> **Problem details**:
The lines of the records that include "French" should all be copied.

> **Dataset excerpts**:
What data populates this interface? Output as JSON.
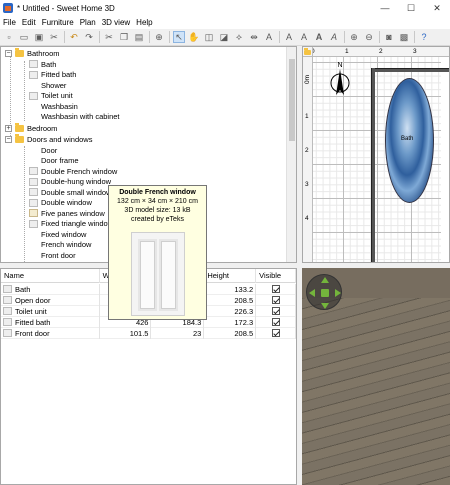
{
  "window": {
    "title": "* Untitled - Sweet Home 3D",
    "controls": {
      "minimize": "—",
      "maximize": "☐",
      "close": "✕"
    }
  },
  "menu": [
    "File",
    "Edit",
    "Furniture",
    "Plan",
    "3D view",
    "Help"
  ],
  "toolbar": {
    "icons": [
      "new-icon",
      "open-icon",
      "save-icon",
      "cut-preferences-icon",
      "undo-icon",
      "redo-icon",
      "cut-icon",
      "copy-icon",
      "paste-icon",
      "add-furniture-icon",
      "select-icon",
      "pan-icon",
      "create-walls-icon",
      "create-rooms-icon",
      "create-dimensions-icon",
      "create-labels-icon",
      "increase-text-icon",
      "decrease-text-icon",
      "bold-icon",
      "italic-icon",
      "zoom-in-icon",
      "zoom-out-icon",
      "photo-icon",
      "video-icon",
      "help-icon"
    ],
    "selected": "select-icon"
  },
  "catalog": {
    "rows": [
      {
        "kind": "category",
        "label": "Bathroom",
        "expanded": true
      },
      {
        "kind": "item",
        "label": "Bath"
      },
      {
        "kind": "item",
        "label": "Fitted bath"
      },
      {
        "kind": "item",
        "label": "Shower"
      },
      {
        "kind": "item",
        "label": "Toilet unit"
      },
      {
        "kind": "item",
        "label": "Washbasin"
      },
      {
        "kind": "item",
        "label": "Washbasin with cabinet"
      },
      {
        "kind": "category",
        "label": "Bedroom",
        "expanded": false
      },
      {
        "kind": "category",
        "label": "Doors and windows",
        "expanded": true
      },
      {
        "kind": "item",
        "label": "Door"
      },
      {
        "kind": "item",
        "label": "Door frame"
      },
      {
        "kind": "item",
        "label": "Double French window"
      },
      {
        "kind": "item",
        "label": "Double-hung window"
      },
      {
        "kind": "item",
        "label": "Double small window"
      },
      {
        "kind": "item",
        "label": "Double window"
      },
      {
        "kind": "item",
        "label": "Five panes window"
      },
      {
        "kind": "item",
        "label": "Fixed triangle window"
      },
      {
        "kind": "item",
        "label": "Fixed window"
      },
      {
        "kind": "item",
        "label": "French window"
      },
      {
        "kind": "item",
        "label": "Front door"
      }
    ]
  },
  "tooltip": {
    "title": "Double French window",
    "size": "132 cm × 34 cm × 210 cm",
    "model_size": "3D model size: 13 kB",
    "creator": "created by eTeks"
  },
  "furniture_table": {
    "columns": [
      "Name",
      "W",
      "",
      "Height",
      "Visible"
    ],
    "rows": [
      {
        "name": "Bath",
        "width": "",
        "depth": "",
        "height": "133.2",
        "visible": true
      },
      {
        "name": "Open door",
        "width": "",
        "depth": "",
        "height": "208.5",
        "visible": true
      },
      {
        "name": "Toilet unit",
        "width": "",
        "depth": "",
        "height": "226.3",
        "visible": true
      },
      {
        "name": "Fitted bath",
        "width": "426",
        "depth": "184.3",
        "height": "172.3",
        "visible": true
      },
      {
        "name": "Front door",
        "width": "101.5",
        "depth": "23",
        "height": "208.5",
        "visible": true
      }
    ]
  },
  "plan": {
    "ruler_top": [
      "0",
      "1",
      "2",
      "3"
    ],
    "ruler_left": [
      "0m",
      "1",
      "2",
      "3",
      "4"
    ],
    "compass_label": "N",
    "bath_label": "Bath"
  }
}
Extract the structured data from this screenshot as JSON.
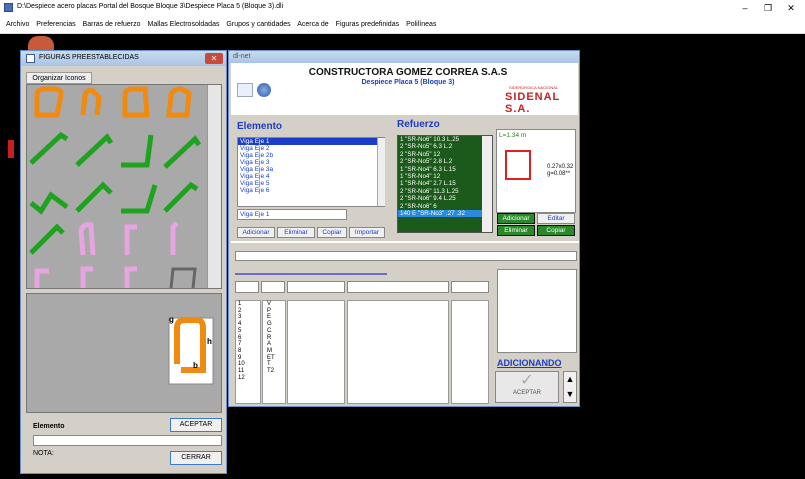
{
  "window": {
    "title": "D:\\Despiece acero placas Portal del Bosque Bloque 3\\Despiece Placa 5 (Bloque 3).dli",
    "controls": {
      "minimize": "–",
      "maximize": "❐",
      "close": "✕"
    }
  },
  "menu": [
    "Archivo",
    "Preferencias",
    "Barras de refuerzo",
    "Mallas Electrosoldadas",
    "Grupos y cantidades",
    "Acerca de",
    "Figuras predefinidas",
    "Polilíneas"
  ],
  "figuras": {
    "title": "FIGURAS PREESTABLECIDAS",
    "tab_label": "Organizar Iconos",
    "shape_labels": {
      "g": "g",
      "h": "h",
      "b": "b"
    },
    "elemento_label": "Elemento",
    "aceptar_label": "ACEPTAR",
    "nota_label": "NOTA:",
    "cerrar_label": "CERRAR",
    "icon_rows": [
      [
        "hook-orange",
        "hook-orange",
        "hook-orange",
        "hook-orange"
      ],
      [
        "bar-green",
        "bar-green",
        "bar-green",
        "bar-green"
      ],
      [
        "bar-green",
        "bar-green",
        "bar-green",
        "bar-green"
      ],
      [
        "bar-green",
        "stirrup-pink",
        "stirrup-pink",
        "stirrup-pink"
      ],
      [
        "stirrup-pink",
        "stirrup-pink",
        "stirrup-pink",
        "stirrup-gray"
      ]
    ]
  },
  "dlnet": {
    "title": "dl-net",
    "company": "CONSTRUCTORA GOMEZ CORREA S.A.S",
    "subtitle": "Despiece Placa 5 (Bloque 3)",
    "brand": "SIDENAL S.A.",
    "brand_sub": "SIDERÚRGICA NACIONAL",
    "elemento_heading": "Elemento",
    "refuerzo_heading": "Refuerzo",
    "elementos": [
      "Viga Eje 1",
      "Viga Eje 2",
      "Viga Eje 2b",
      "Viga Eje 3",
      "Viga Eje 3a",
      "Viga Eje 4",
      "Viga Eje 5",
      "Viga Eje 6"
    ],
    "elemento_input": "Viga Eje 1",
    "elemento_buttons": {
      "adicionar": "Adicionar",
      "eliminar": "Eliminar",
      "copiar": "Copiar",
      "importar": "Importar"
    },
    "refuerzos": [
      "1  \"SR-No6\"  10.3  L.25",
      "2  \"SR-No5\"  6.3  L.2",
      "2  \"SR-No5\"  12",
      "2  \"SR-No5\"  2.8  L.2",
      "1  \"SR-No4\"  6.3  L.15",
      "1  \"SR-No4\"  12",
      "1  \"SR-No4\"  2.7  L.15",
      "2  \"SR-No6\"  11.3  L.25",
      "2  \"SR-No6\"  9.4  L.25",
      "2  \"SR-No6\"  6",
      "140  E  \"SR-No3\"  .27 .32"
    ],
    "preview": {
      "length": "L=1.34 m",
      "dims": "0.27x0.32",
      "g": "g=0.08**"
    },
    "refuerzo_buttons": {
      "adicionar": "Adicionar",
      "editar": "Editar",
      "eliminar": "Eliminar",
      "copiar": "Copiar"
    },
    "row_numbers": [
      "1",
      "2",
      "3",
      "4",
      "5",
      "6",
      "7",
      "8",
      "9",
      "10",
      "11",
      "12"
    ],
    "row_letters": [
      "",
      "",
      "V",
      "P",
      "E",
      "G",
      "C",
      "R",
      "A",
      "M",
      "ET",
      "T",
      "T2"
    ],
    "status": "ADICIONANDO",
    "aceptar_label": "ACEPTAR"
  },
  "colors": {
    "accent_blue": "#1a3ec8",
    "ref_bg": "#1c5a1c",
    "brand_red": "#c82020"
  }
}
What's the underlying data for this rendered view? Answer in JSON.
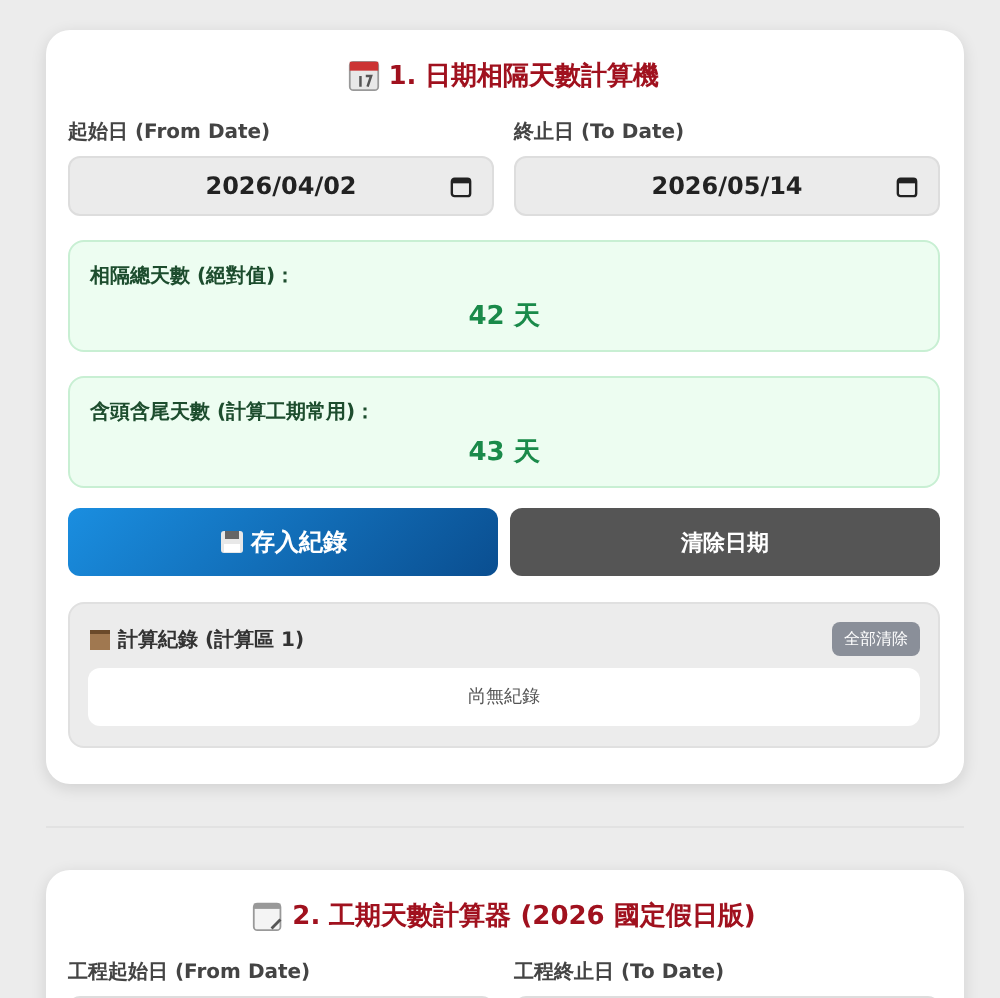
{
  "sections": [
    {
      "title": "1. 日期相隔天數計算機",
      "fields": [
        {
          "label": "起始日 (From Date)",
          "value": "2026/04/02"
        },
        {
          "label": "終止日 (To Date)",
          "value": "2026/05/14"
        }
      ],
      "results": [
        {
          "label": "相隔總天數 (絕對值)：",
          "value": "42 天"
        },
        {
          "label": "含頭含尾天數 (計算工期常用)：",
          "value": "43 天"
        }
      ],
      "buttons": [
        {
          "kind": "primary",
          "label": "存入紀錄"
        },
        {
          "kind": "secondary",
          "label": "清除日期"
        }
      ],
      "records": {
        "title": "計算紀錄 (計算區 1)",
        "clear_button": "全部清除",
        "empty_text": "尚無紀錄"
      }
    },
    {
      "title": "2. 工期天數計算器 (2026 國定假日版)",
      "fields": [
        {
          "label": "工程起始日 (From Date)"
        },
        {
          "label": "工程終止日 (To Date)"
        }
      ]
    }
  ]
}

> **Reply**:
        "label": "Double French window"
        "label": "French window"
    "title": "Double French window",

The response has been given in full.